BEGIN
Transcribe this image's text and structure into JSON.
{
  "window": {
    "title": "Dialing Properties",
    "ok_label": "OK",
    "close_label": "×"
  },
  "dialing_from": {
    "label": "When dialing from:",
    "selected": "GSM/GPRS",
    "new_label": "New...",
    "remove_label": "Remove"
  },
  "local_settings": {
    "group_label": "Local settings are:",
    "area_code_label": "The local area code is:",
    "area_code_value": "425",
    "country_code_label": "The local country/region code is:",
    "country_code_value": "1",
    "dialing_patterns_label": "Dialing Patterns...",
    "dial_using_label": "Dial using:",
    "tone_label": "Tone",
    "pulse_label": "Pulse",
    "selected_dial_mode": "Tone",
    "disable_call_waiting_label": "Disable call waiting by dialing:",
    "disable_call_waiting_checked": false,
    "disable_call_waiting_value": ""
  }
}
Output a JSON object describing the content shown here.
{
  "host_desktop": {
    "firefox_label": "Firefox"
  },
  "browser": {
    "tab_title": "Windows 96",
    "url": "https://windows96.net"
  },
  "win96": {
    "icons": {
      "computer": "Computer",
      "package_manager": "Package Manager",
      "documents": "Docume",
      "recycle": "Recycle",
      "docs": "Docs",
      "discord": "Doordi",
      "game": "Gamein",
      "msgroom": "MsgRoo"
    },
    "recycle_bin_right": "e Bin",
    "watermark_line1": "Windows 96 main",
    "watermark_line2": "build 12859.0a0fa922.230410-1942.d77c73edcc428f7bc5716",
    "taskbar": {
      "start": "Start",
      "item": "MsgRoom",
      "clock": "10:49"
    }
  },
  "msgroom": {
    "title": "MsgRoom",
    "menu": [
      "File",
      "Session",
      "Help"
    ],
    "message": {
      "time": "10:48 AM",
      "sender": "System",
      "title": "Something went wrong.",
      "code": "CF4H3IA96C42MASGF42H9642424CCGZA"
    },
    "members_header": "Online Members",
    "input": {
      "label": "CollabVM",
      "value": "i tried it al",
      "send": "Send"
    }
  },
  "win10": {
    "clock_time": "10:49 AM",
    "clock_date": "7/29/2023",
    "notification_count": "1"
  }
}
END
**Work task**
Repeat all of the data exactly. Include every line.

**The completed task**
Transcribe this image's text and structure into JSON.
{
  "window": {
    "title": "Dialing Properties",
    "ok_label": "OK",
    "close_label": "×"
  },
  "dialing_from": {
    "label": "When dialing from:",
    "selected": "GSM/GPRS",
    "new_label": "New...",
    "remove_label": "Remove"
  },
  "local_settings": {
    "group_label": "Local settings are:",
    "area_code_label": "The local area code is:",
    "area_code_value": "425",
    "country_code_label": "The local country/region code is:",
    "country_code_value": "1",
    "dialing_patterns_label": "Dialing Patterns...",
    "dial_using_label": "Dial using:",
    "tone_label": "Tone",
    "pulse_label": "Pulse",
    "selected_dial_mode": "Tone",
    "disable_call_waiting_label": "Disable call waiting by dialing:",
    "disable_call_waiting_checked": false,
    "disable_call_waiting_value": ""
  }
}
Output a JSON object describing the content shown here.
{
  "host_desktop": {
    "firefox_label": "Firefox"
  },
  "browser": {
    "tab_title": "Windows 96",
    "url": "https://windows96.net"
  },
  "win96": {
    "icons": {
      "computer": "Computer",
      "package_manager": "Package Manager",
      "documents": "Docume",
      "recycle": "Recycle",
      "docs": "Docs",
      "discord": "Doordi",
      "game": "Gamein",
      "msgroom": "MsgRoo"
    },
    "recycle_bin_right": "e Bin",
    "watermark_line1": "Windows 96 main",
    "watermark_line2": "build 12859.0a0fa922.230410-1942.d77c73edcc428f7bc5716",
    "taskbar": {
      "start": "Start",
      "item": "MsgRoom",
      "clock": "10:49"
    }
  },
  "msgroom": {
    "title": "MsgRoom",
    "menu": [
      "File",
      "Session",
      "Help"
    ],
    "message": {
      "time": "10:48 AM",
      "sender": "System",
      "title": "Something went wrong.",
      "code": "CF4H3IA96C42MASGF42H9642424CCGZA"
    },
    "members_header": "Online Members",
    "input": {
      "label": "CollabVM",
      "value": "i tried it al",
      "send": "Send"
    }
  },
  "win10": {
    "clock_time": "10:49 AM",
    "clock_date": "7/29/2023",
    "notification_count": "1"
  }
}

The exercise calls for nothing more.